By Glenn Kessler
Washington Post Staff Writer
Wednesday, September 28, 2005
JIDDAH, Saudi Arabia, Sept. 27 -- Undersecretary of State Karen Hughes questioned Tuesday the Saudi ban on driving by women, telling a crowd of several hundred Saudi women, covered head to toe in black clothing, that it had negatively shaped the image of Saudi society in the United States.
"We in America take our freedoms very seriously," Hughes said. "I believe women should be free and equal participants in society. I feel that as an American woman that my ability to drive is an important part of my freedom."
Women in the audience applauded after she also mentioned that they should have a greater voice in the Saudi political system, including eventually receiving the right to vote.
Hughes hastened to add that Saudi society must change at its own pace and according to its own traditions, but she went significantly further in her statement than Secretary of State Condoleezza Rice did on a visit three months ago. Rice pressed for greater political freedoms for women but dismissed the subject of driving as "just a line that I have not wanted to cross."
Asked about the contrast between her comments and Rice's, Hughes said her remarks were part of a U.S. policy of "slowly advancing ideas" with the Saudis. "My job is to raise issues in, I hope, a respectful way, to help other countries understand concerns Americans have," she said.
Newly appointed to run public diplomacy efforts for the Bush administration, Hughes was on a week-long tour of the Middle East to improve the image of the United States, but the tables were turned Tuesday in meetings with Saudi students, journalists and officials.
During a meeting with top Saudi editors, Hughes pointedly noted that the United States was concerned that inflammatory literature intolerant of other religions and traced to the Saudi government had been found in American mosques. Hughes pressed the government to help "find room to respect people of different faiths and different faith traditions."
Hughes added that Americans were upset that Muslim clerics did not immediately condemn the Sept. 11, 2001, attacks in the United States. She urged Saudis "to speak out and be very vocal" when "you have someone committing these acts in the name of your faith."
Freedom House, which monitors civil and political rights around the world, reported this year that it had collected from more than a dozen mosques in the United States about 200 original documents that condemn democracy as anti-Islamic and assert that Muslims are religiously required to hate Christians and Jews.
U.S. Ambassador James C. Oberwetter said that he had raised the issue privately with Saudi officials but that Hughes was the first U.S. official to express concern about the literature in a public forum in the kingdom.
Khaled Maeena, editor in chief of the daily Arab News, said it was "quite a big deal" that Hughes spoke about the pamphlets, which he said were the work of a "small band of intolerant, bigoted people who have hijacked a religion and are getting away with it."
Many people who spoke with Hughes focused on Saudi Arabia's poor image in the United States, complaining especially about news media coverage that they said portrayed Saudi men as terrorists and Saudi women as abused and unhappy.
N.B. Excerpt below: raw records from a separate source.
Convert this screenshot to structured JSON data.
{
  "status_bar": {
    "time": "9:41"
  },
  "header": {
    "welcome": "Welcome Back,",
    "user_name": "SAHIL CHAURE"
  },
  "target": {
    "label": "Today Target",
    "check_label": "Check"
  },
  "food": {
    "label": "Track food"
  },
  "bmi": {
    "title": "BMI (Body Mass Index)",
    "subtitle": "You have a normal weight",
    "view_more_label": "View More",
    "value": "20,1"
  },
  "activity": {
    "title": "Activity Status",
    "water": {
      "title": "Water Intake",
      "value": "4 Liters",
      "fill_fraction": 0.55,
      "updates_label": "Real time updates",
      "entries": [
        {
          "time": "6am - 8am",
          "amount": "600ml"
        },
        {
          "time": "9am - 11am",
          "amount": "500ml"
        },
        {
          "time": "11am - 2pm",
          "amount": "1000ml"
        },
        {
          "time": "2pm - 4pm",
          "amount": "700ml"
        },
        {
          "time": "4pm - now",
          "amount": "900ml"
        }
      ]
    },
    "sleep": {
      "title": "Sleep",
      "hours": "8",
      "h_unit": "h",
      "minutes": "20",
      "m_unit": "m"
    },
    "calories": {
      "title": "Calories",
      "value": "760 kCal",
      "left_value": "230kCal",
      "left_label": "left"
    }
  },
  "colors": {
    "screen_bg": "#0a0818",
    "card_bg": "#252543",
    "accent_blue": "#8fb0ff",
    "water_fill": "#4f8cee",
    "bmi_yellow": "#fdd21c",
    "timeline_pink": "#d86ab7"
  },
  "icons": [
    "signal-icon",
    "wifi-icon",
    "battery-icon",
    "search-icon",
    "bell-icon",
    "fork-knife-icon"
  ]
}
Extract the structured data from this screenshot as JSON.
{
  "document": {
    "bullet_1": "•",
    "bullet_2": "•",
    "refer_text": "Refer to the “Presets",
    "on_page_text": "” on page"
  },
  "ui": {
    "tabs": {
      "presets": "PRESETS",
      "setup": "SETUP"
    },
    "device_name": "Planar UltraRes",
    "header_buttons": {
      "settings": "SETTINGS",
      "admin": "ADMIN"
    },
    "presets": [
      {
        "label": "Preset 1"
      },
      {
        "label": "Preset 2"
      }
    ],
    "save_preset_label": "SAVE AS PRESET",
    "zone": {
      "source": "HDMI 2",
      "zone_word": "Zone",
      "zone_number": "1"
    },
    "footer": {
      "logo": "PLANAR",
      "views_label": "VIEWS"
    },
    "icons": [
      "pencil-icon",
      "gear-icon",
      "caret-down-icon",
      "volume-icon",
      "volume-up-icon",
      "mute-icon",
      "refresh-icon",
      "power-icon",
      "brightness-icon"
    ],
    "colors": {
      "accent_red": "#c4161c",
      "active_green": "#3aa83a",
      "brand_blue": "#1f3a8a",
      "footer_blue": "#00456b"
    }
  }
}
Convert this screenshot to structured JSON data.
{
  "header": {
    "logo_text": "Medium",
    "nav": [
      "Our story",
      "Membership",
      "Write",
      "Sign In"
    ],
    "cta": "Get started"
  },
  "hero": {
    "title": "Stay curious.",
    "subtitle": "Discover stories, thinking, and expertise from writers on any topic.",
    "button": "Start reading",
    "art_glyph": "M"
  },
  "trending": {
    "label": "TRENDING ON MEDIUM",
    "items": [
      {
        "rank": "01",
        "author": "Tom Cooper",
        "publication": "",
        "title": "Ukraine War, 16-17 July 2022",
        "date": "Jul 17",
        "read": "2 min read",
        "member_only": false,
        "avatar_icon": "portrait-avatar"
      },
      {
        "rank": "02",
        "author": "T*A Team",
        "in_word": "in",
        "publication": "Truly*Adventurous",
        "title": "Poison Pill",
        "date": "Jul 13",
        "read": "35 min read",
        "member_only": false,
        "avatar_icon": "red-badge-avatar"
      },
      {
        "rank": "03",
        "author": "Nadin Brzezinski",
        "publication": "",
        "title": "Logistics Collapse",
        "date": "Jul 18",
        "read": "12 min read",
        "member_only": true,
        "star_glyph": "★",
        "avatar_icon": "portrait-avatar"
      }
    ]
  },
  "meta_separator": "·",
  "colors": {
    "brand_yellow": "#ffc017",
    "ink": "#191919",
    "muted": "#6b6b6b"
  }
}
Hughes raised the subject of driving in response to such a comment during the meeting with women at the private college of Dar al-Hekma. Hughes said later that the questions at the school "opened the door" for her to broach sensitive subjects in the U.S.-Saudi relationship. "It is important for them to understand that for many American women, driving is a symbol. We can't imagine not being able to drive ourselves to work," she told reporters traveling with her.
Women interviewed at the college said they were pleased that Hughes had raised the issue, but they appeared divided on the ban itself.
Fouzia Pasham, a gynecologist, defended the ban, saying women who drive in other countries have to keep "a good smiling face" as they are forced to shuttle around town picking up their children and running errands.
But a mother of four, who would give her name only as Tulien, said she had secretly learned to drive in the desert and was frustrated by the ban, even though she could afford two drivers. "We are very happy and satisfied, but we would be happier and more satisfied if we could drive," she said.